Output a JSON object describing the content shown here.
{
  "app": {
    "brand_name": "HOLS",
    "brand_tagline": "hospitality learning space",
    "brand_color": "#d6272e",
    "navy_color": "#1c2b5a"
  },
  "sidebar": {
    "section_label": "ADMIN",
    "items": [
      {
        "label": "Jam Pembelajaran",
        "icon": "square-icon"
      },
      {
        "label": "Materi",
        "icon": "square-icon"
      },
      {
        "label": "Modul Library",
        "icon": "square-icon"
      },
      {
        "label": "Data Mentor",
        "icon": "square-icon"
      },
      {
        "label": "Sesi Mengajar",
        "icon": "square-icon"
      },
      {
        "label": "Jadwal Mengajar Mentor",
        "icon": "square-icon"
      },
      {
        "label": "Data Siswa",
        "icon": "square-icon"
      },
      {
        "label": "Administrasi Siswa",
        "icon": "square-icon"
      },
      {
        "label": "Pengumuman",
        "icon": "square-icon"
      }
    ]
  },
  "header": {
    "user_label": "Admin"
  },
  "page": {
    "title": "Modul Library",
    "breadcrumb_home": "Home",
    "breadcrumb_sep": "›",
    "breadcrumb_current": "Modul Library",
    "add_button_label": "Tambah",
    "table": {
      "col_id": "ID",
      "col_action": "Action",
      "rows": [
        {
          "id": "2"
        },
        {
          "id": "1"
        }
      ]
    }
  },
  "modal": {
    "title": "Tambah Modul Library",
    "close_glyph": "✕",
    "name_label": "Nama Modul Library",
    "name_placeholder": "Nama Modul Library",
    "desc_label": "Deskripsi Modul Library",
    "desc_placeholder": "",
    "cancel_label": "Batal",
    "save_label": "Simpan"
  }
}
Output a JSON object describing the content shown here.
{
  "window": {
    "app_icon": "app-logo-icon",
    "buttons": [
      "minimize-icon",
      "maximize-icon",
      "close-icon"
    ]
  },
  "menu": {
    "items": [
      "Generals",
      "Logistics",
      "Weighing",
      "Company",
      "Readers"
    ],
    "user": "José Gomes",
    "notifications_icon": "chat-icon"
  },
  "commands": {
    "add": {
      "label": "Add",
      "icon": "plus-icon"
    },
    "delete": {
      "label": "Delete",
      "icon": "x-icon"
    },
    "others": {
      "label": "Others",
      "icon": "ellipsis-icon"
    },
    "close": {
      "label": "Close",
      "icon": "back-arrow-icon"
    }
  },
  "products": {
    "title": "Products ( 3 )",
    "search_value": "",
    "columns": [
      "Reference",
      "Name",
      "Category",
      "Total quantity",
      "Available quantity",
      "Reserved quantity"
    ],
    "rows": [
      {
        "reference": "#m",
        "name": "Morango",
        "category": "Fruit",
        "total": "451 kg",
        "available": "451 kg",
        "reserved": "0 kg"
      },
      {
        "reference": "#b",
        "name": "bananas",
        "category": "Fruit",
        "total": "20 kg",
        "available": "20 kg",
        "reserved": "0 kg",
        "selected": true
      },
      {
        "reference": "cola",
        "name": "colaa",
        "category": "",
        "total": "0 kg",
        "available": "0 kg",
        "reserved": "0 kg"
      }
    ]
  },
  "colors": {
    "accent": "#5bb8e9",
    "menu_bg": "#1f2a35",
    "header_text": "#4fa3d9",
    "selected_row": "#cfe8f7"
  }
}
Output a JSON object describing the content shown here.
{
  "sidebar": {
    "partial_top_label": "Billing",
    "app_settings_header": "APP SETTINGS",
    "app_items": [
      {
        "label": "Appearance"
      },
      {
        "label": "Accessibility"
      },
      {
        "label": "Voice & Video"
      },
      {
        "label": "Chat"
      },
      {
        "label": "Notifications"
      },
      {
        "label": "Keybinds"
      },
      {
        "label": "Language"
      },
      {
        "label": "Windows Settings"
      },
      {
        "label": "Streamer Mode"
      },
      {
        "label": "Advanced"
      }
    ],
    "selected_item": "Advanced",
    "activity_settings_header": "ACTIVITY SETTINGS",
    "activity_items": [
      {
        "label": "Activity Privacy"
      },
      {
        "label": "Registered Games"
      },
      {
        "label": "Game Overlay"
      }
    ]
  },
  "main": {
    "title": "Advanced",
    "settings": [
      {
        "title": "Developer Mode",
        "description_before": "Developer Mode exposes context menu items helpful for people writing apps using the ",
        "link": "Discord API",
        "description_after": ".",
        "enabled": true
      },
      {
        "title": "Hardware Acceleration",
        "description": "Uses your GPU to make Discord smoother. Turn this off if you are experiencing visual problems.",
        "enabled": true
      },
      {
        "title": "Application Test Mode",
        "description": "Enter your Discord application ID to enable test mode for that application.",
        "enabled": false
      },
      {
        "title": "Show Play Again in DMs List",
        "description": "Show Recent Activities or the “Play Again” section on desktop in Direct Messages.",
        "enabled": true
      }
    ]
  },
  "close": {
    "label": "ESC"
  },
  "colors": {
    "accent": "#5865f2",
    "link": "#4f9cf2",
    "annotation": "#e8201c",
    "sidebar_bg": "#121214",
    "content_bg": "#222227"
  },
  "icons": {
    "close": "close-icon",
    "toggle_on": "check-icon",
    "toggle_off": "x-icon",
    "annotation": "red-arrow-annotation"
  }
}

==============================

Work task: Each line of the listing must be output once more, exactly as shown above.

Exercise output:
Output a JSON object describing the content shown here.
{
  "app": {
    "brand_name": "HOLS",
    "brand_tagline": "hospitality learning space",
    "brand_color": "#d6272e",
    "navy_color": "#1c2b5a"
  },
  "sidebar": {
    "section_label": "ADMIN",
    "items": [
      {
        "label": "Jam Pembelajaran",
        "icon": "square-icon"
      },
      {
        "label": "Materi",
        "icon": "square-icon"
      },
      {
        "label": "Modul Library",
        "icon": "square-icon"
      },
      {
        "label": "Data Mentor",
        "icon": "square-icon"
      },
      {
        "label": "Sesi Mengajar",
        "icon": "square-icon"
      },
      {
        "label": "Jadwal Mengajar Mentor",
        "icon": "square-icon"
      },
      {
        "label": "Data Siswa",
        "icon": "square-icon"
      },
      {
        "label": "Administrasi Siswa",
        "icon": "square-icon"
      },
      {
        "label": "Pengumuman",
        "icon": "square-icon"
      }
    ]
  },
  "header": {
    "user_label": "Admin"
  },
  "page": {
    "title": "Modul Library",
    "breadcrumb_home": "Home",
    "breadcrumb_sep": "›",
    "breadcrumb_current": "Modul Library",
    "add_button_label": "Tambah",
    "table": {
      "col_id": "ID",
      "col_action": "Action",
      "rows": [
        {
          "id": "2"
        },
        {
          "id": "1"
        }
      ]
    }
  },
  "modal": {
    "title": "Tambah Modul Library",
    "close_glyph": "✕",
    "name_label": "Nama Modul Library",
    "name_placeholder": "Nama Modul Library",
    "desc_label": "Deskripsi Modul Library",
    "desc_placeholder": "",
    "cancel_label": "Batal",
    "save_label": "Simpan"
  }
}
Output a JSON object describing the content shown here.
{
  "window": {
    "app_icon": "app-logo-icon",
    "buttons": [
      "minimize-icon",
      "maximize-icon",
      "close-icon"
    ]
  },
  "menu": {
    "items": [
      "Generals",
      "Logistics",
      "Weighing",
      "Company",
      "Readers"
    ],
    "user": "José Gomes",
    "notifications_icon": "chat-icon"
  },
  "commands": {
    "add": {
      "label": "Add",
      "icon": "plus-icon"
    },
    "delete": {
      "label": "Delete",
      "icon": "x-icon"
    },
    "others": {
      "label": "Others",
      "icon": "ellipsis-icon"
    },
    "close": {
      "label": "Close",
      "icon": "back-arrow-icon"
    }
  },
  "products": {
    "title": "Products ( 3 )",
    "search_value": "",
    "columns": [
      "Reference",
      "Name",
      "Category",
      "Total quantity",
      "Available quantity",
      "Reserved quantity"
    ],
    "rows": [
      {
        "reference": "#m",
        "name": "Morango",
        "category": "Fruit",
        "total": "451 kg",
        "available": "451 kg",
        "reserved": "0 kg"
      },
      {
        "reference": "#b",
        "name": "bananas",
        "category": "Fruit",
        "total": "20 kg",
        "available": "20 kg",
        "reserved": "0 kg",
        "selected": true
      },
      {
        "reference": "cola",
        "name": "colaa",
        "category": "",
        "total": "0 kg",
        "available": "0 kg",
        "reserved": "0 kg"
      }
    ]
  },
  "colors": {
    "accent": "#5bb8e9",
    "menu_bg": "#1f2a35",
    "header_text": "#4fa3d9",
    "selected_row": "#cfe8f7"
  }
}
Output a JSON object describing the content shown here.
{
  "sidebar": {
    "partial_top_label": "Billing",
    "app_settings_header": "APP SETTINGS",
    "app_items": [
      {
        "label": "Appearance"
      },
      {
        "label": "Accessibility"
      },
      {
        "label": "Voice & Video"
      },
      {
        "label": "Chat"
      },
      {
        "label": "Notifications"
      },
      {
        "label": "Keybinds"
      },
      {
        "label": "Language"
      },
      {
        "label": "Windows Settings"
      },
      {
        "label": "Streamer Mode"
      },
      {
        "label": "Advanced"
      }
    ],
    "selected_item": "Advanced",
    "activity_settings_header": "ACTIVITY SETTINGS",
    "activity_items": [
      {
        "label": "Activity Privacy"
      },
      {
        "label": "Registered Games"
      },
      {
        "label": "Game Overlay"
      }
    ]
  },
  "main": {
    "title": "Advanced",
    "settings": [
      {
        "title": "Developer Mode",
        "description_before": "Developer Mode exposes context menu items helpful for people writing apps using the ",
        "link": "Discord API",
        "description_after": ".",
        "enabled": true
      },
      {
        "title": "Hardware Acceleration",
        "description": "Uses your GPU to make Discord smoother. Turn this off if you are experiencing visual problems.",
        "enabled": true
      },
      {
        "title": "Application Test Mode",
        "description": "Enter your Discord application ID to enable test mode for that application.",
        "enabled": false
      },
      {
        "title": "Show Play Again in DMs List",
        "description": "Show Recent Activities or the “Play Again” section on desktop in Direct Messages.",
        "enabled": true
      }
    ]
  },
  "close": {
    "label": "ESC"
  },
  "colors": {
    "accent": "#5865f2",
    "link": "#4f9cf2",
    "annotation": "#e8201c",
    "sidebar_bg": "#121214",
    "content_bg": "#222227"
  },
  "icons": {
    "close": "close-icon",
    "toggle_on": "check-icon",
    "toggle_off": "x-icon",
    "annotation": "red-arrow-annotation"
  }
}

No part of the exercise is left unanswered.